As the previous verses of this Canto have made abundantly clear, the means that the Buddha regarded as primary was neither connected with intellectual understanding nor connected with group activity, but connected rather with how an individual person reacts to a particular stimulus -- in a way that involves faults, or in a manner that is free of faults.
Once again, a military metaphor is used, and the faults are cast in the role of the enemy to be subdued.
The means referred to in the 2nd line, the means that have been described in many preceding verses, are a means to eliminate faults.
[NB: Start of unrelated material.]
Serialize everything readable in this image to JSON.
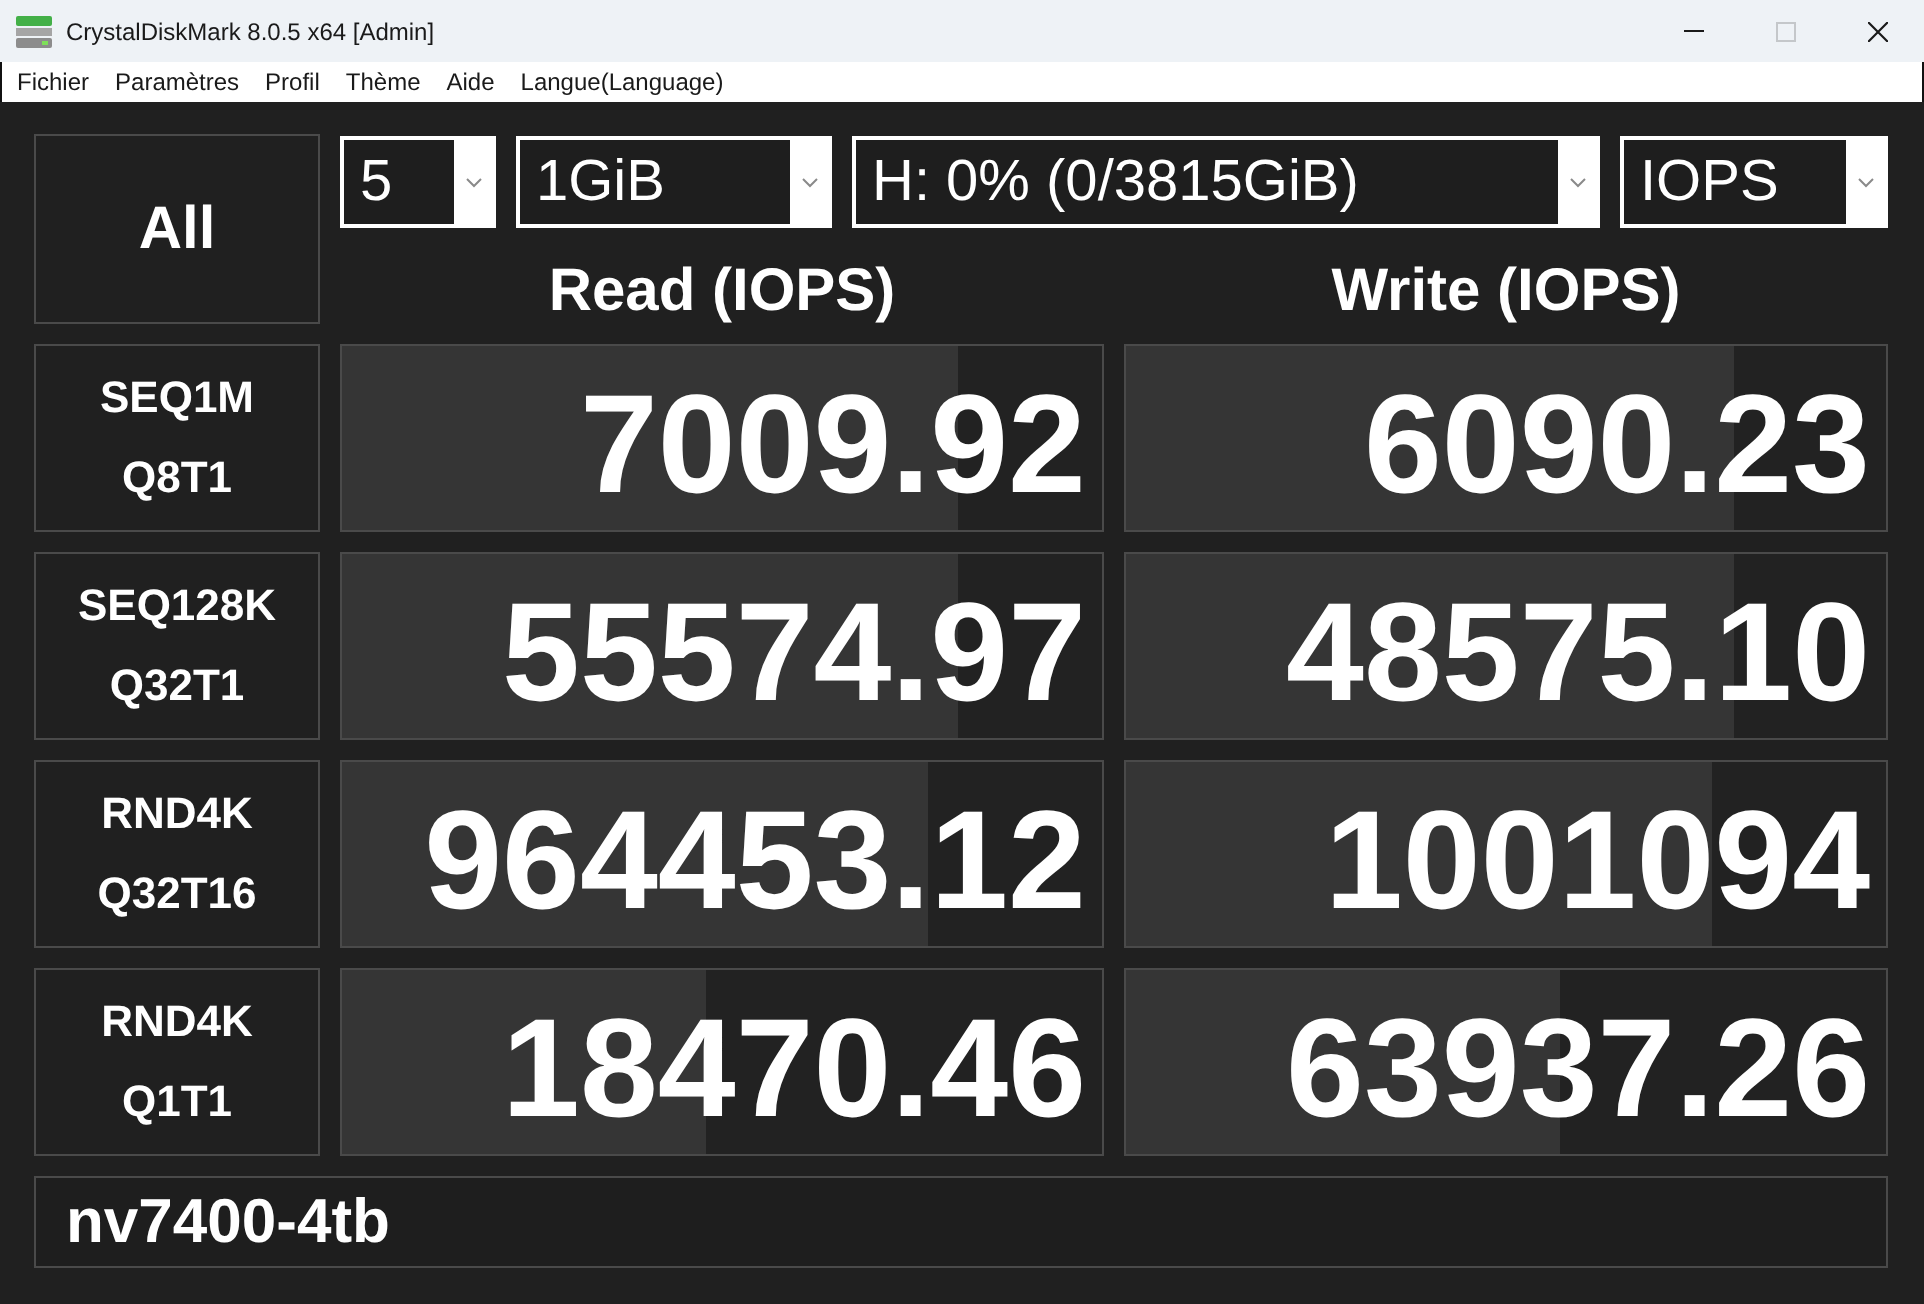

It is by following the proper method for the elimination of those faults that stem from end-gaining that we make the four noble truths our own.
And only after we have truly made the four noble truths our own should we even think about establishing a group and giving talks to that group on Master Dogen's teachings. Otherwise we would be putting the cart before the horse.
It looks to me like the group delusion that Master Kodo warned against is re-emerging strongly even among those who consider Master Kodo to be their forefather. What is true of Dogen Sangha is also true, from what I hear from informed sources, of the Association Zen Internationale in France. People's eye is not on the ball of the means to make the noble truths their own. At best, people's eye is on the goal of trying, out of naive optimism, to do good for others; more likely, their eye might be on the goal of gaining status and engaging in group folly. And no good can come of it.
The teaching of Master Kodo Sawaki, like the teaching of Buddha and Ashvaghosha that we are studying now, it seems to me, stands in direct and total opposition to the group folly that is going on under banners like "Dogen Sangha", "AZI", "Soto Sect," et cetera, et cetera.
In this situation what can one individual do, other than endeavour to make the noble truths his own, by attending to the proper means?
Master Dogen said:
EKO-HENSHO NO TAIHO O GAKU SUBESHI.
SHINJIN JINNNEN NI DATSURAKU SHITE
HONRAI NO MENMOKU GENZEN SE.
Learn the backward step of turning light and shining;
Body and mind spontaneously drop off,
And one's original features emerge.
Therefore to obtain seisin of the Noble Truths, first purify the Path by this method as you set out to subdue your enemies, just as a king, starting on a campaign to subdue his enemies and desiring to conquer hitherto unconquered sovereignty, has his road first cleared.
Therefore to obtain the Noble Truths, first cleanse the path by this method, as a king desiring to conquer unconquered riches first clears the road when he goes on an expedition to subdue his enemy.
tad: so, therefore
aarya-satya: noble truths
adhigamaaya = dative of adhi-√gam: to go up to , approach; to meet , find , discover , obtain ; to accomplish
puurvam: first, beforehand
vishodhaya (2nd pers. sg. causitive, imperative vishud): purify, cleanse
anena = instrumental of ayam: this
nayena = instrumental of naya: m conduct, plan, leading thought , maxim , principle , system , method
maargam (accusative): path, way
yaatraa: f. going , setting off , journey , march , expedition
gataH (nominative, singular): gone, going [used at end of compound to mean being in or on]
shatru: " overthrower " , an enemy , foe , rival , a hostile king (esp. a neighbouring king as a natural enemy)
vi-ni-√grah: to lay hold of , seize , keep back , restrain , impede
aartham: aim, purpose
raajaa (nom. sg. m. rajaan): king
lakShmiim = acc. sg. lakShmii: f. wealth, riches; royal power , dominion , majesty
ajitaan (acc. sg. f.): not conquered, unsurpassed
jigiiShan = nom. sg. m. desiderative present participle ji: to win or acquire (by conquest or in gambling), conquer (in battle)